[Dataset rows describing interfaces]
-.-.-

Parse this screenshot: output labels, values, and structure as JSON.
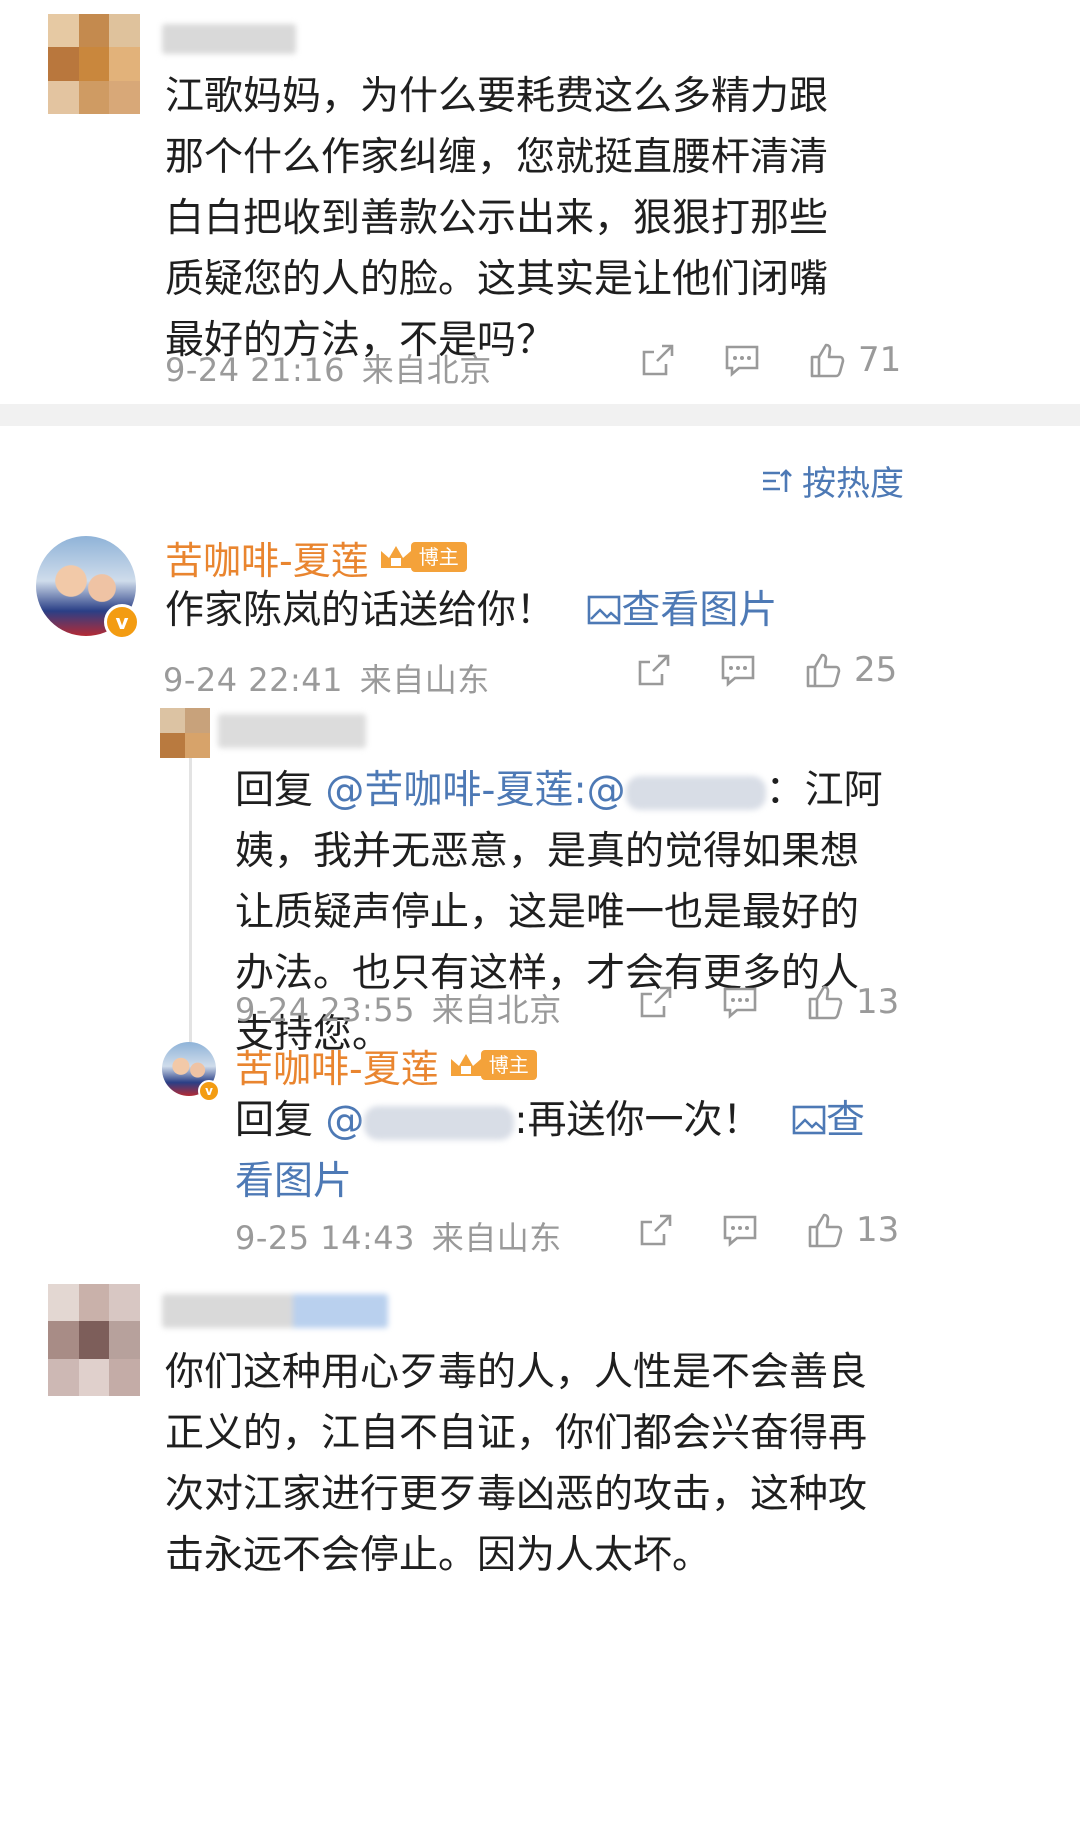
{
  "comments": [
    {
      "text": "江歌妈妈，为什么要耗费这么多精力跟那个什么作家纠缠，您就挺直腰杆清清白白把收到善款公示出来，狠狠打那些质疑您的人的脸。这其实是让他们闭嘴最好的方法，不是吗？",
      "time": "9-24 21:16",
      "location": "来自北京",
      "likes": "71"
    },
    {
      "author": "苦咖啡-夏莲",
      "badge": "博主",
      "text": "作家陈岚的话送给你！",
      "view_image": "查看图片",
      "time": "9-24 22:41",
      "location": "来自山东",
      "likes": "25"
    },
    {
      "reply_prefix": "回复",
      "mention": "@苦咖啡-夏莲",
      "mention_suffix": ":@",
      "text_after": "：江阿姨，我并无恶意，是真的觉得如果想让质疑声停止，这是唯一也是最好的办法。也只有这样，才会有更多的人支持您。",
      "time": "9-24 23:55",
      "location": "来自北京",
      "likes": "13"
    },
    {
      "author": "苦咖啡-夏莲",
      "badge": "博主",
      "reply_prefix": "回复",
      "mention_at": "@",
      "text_after": ":再送你一次！",
      "view_image": "查看图片",
      "time": "9-25 14:43",
      "location": "来自山东",
      "likes": "13"
    },
    {
      "text": "你们这种用心歹毒的人，人性是不会善良正义的，江自不自证，你们都会兴奋得再次对江家进行更歹毒凶恶的攻击，这种攻击永远不会停止。因为人太坏。"
    }
  ],
  "sort": {
    "label": "按热度",
    "icon": "sort-icon"
  },
  "colors": {
    "orange": "#e9852f",
    "link": "#4d79b5",
    "meta": "#9a9a9a",
    "badge": "#f4a23a"
  }
}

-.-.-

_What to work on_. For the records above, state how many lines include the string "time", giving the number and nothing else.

_Your solution_. 4